Here’s how I make tofu for all my stir-fry recipes, with an unnecessarily detailed explanation my tricks to get it crispy and tasty. I’ve had luck with Gliding Calm’s baked tofu as well but frankly, if you’re going to eat tofu, you might as well fry it.
Stir Fried Tofu
Chili/Sesame Oil (optional)
Extra firm tofu cut into cubes (drying with paper towels is nice but not necessary)
I always cook the tofu and the add-ins (veggies, noodles) separately. If you want to use the same pan (less dishes = less pain in the @ss) cook your veggies first, keep them in a bowl while you cook the tofu, then throw them back in at the end to heat them all up to the same temperature. Your tofu just isn’t going to crisp up with the water from the veggies going on at the same time.
Use a frying pan. Whatever pan you have that you know heats up and browns well. Add enough canola oil to lightly coat the bottom of the pan but not enough so it’s an inch thick. Gross.
Heat the oil over medium-high heat until it’s pretty hot but not spitting. You want to brown the tofu when it first hits the pan, not burn it. Toss in the tofu cubes.

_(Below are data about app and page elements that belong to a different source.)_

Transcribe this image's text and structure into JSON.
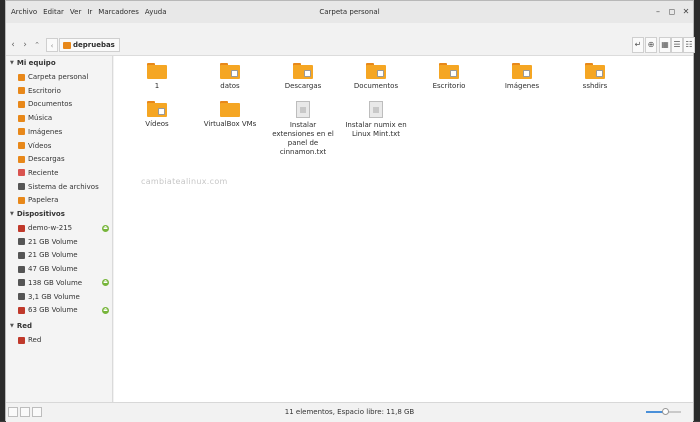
{
  "window": {
    "title": "Carpeta personal"
  },
  "menubar": [
    "Archivo",
    "Editar",
    "Ver",
    "Ir",
    "Marcadores",
    "Ayuda"
  ],
  "toolbar": {
    "location": "depruebas"
  },
  "sidebar": {
    "sections": [
      {
        "title": "Mi equipo",
        "items": [
          {
            "label": "Carpeta personal",
            "icon": "home-icon",
            "color": "#e8881a"
          },
          {
            "label": "Escritorio",
            "icon": "desktop-icon",
            "color": "#e8881a"
          },
          {
            "label": "Documentos",
            "icon": "documents-icon",
            "color": "#e8881a"
          },
          {
            "label": "Música",
            "icon": "music-icon",
            "color": "#e8881a"
          },
          {
            "label": "Imágenes",
            "icon": "images-icon",
            "color": "#e8881a"
          },
          {
            "label": "Vídeos",
            "icon": "videos-icon",
            "color": "#e8881a"
          },
          {
            "label": "Descargas",
            "icon": "downloads-icon",
            "color": "#e8881a"
          },
          {
            "label": "Reciente",
            "icon": "recent-icon",
            "color": "#d9534f"
          },
          {
            "label": "Sistema de archivos",
            "icon": "filesystem-icon",
            "color": "#555555"
          },
          {
            "label": "Papelera",
            "icon": "trash-icon",
            "color": "#e8881a"
          }
        ]
      },
      {
        "title": "Dispositivos",
        "items": [
          {
            "label": "demo-w-215",
            "icon": "usb-drive-icon",
            "color": "#c0392b",
            "eject": true
          },
          {
            "label": "21 GB Volume",
            "icon": "drive-icon",
            "color": "#555555"
          },
          {
            "label": "21 GB Volume",
            "icon": "drive-icon",
            "color": "#555555"
          },
          {
            "label": "47 GB Volume",
            "icon": "drive-icon",
            "color": "#555555"
          },
          {
            "label": "138 GB Volume",
            "icon": "drive-icon",
            "color": "#555555",
            "eject": true
          },
          {
            "label": "3,1 GB Volume",
            "icon": "drive-icon",
            "color": "#555555"
          },
          {
            "label": "63 GB Volume",
            "icon": "usb-drive-icon",
            "color": "#c0392b",
            "eject": true
          }
        ]
      },
      {
        "title": "Red",
        "items": [
          {
            "label": "Red",
            "icon": "network-icon",
            "color": "#c0392b"
          }
        ]
      }
    ]
  },
  "files": [
    {
      "name": "1",
      "type": "folder",
      "emblem": false
    },
    {
      "name": "datos",
      "type": "folder",
      "emblem": true
    },
    {
      "name": "Descargas",
      "type": "folder",
      "emblem": true
    },
    {
      "name": "Documentos",
      "type": "folder",
      "emblem": true
    },
    {
      "name": "Escritorio",
      "type": "folder",
      "emblem": true
    },
    {
      "name": "Imágenes",
      "type": "folder",
      "emblem": true
    },
    {
      "name": "sshdirs",
      "type": "folder",
      "emblem": true
    },
    {
      "name": "Vídeos",
      "type": "folder",
      "emblem": true
    },
    {
      "name": "VirtualBox VMs",
      "type": "folder",
      "emblem": false
    },
    {
      "name": "Instalar extensiones en el panel de cinnamon.txt",
      "type": "text"
    },
    {
      "name": "Instalar numix en Linux Mint.txt",
      "type": "text"
    }
  ],
  "watermark": "cambiatealinux.com",
  "statusbar": {
    "text": "11 elementos, Espacio libre: 11,8 GB",
    "zoom": 0.55
  },
  "colors": {
    "folder": "#f5a623",
    "folder_tab": "#e8881a",
    "accent": "#4a90d9",
    "eject": "#77b53b"
  }
}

BE CAREFUL! The oil may spit a little when you toss in the semi-wet cubes.
If you’re Julia Child, or just awesome at flipping your tofu cubes like me, flip them occasionally until all the sides are browning. Otherwise, I would use a spatula as opposed to tongs since you want the cubes to keep their shape. If you find you need more oil, add your chili-sesame oil if using, or just a little more canola oil. Don’t add to much because you want the browning.
Right when they start to really crisp to the point of burn, pour your soy sauce over them, again being careful of the hot oil spitting. Continue to flip them as the soy sauce caramelizes and they get some crispy burn parts (not too long).
Add with whatever you’re eating with the tofu and enjoy! If I’m adding veggies, etc. I’ll add them already cooked right before I add the soy sauce at a relatively high heat.
And if THAT insanely long super informative description of tofu doesn’t get you excited about eating veg, check out these links:
I was researching Reader’s Digest for a client today when I came across an article “4 Places You Didn’t Know You’d Find Animal By Products.” Ew.
Ok, so I know there’s probably gelatin (commonly made by boiling the bones and connective tissue of cattle or pigs – thanks for that visual) in my gummy bears and other processed candy I claim I don’t eat but sometimes do, but WINE??? That sucks.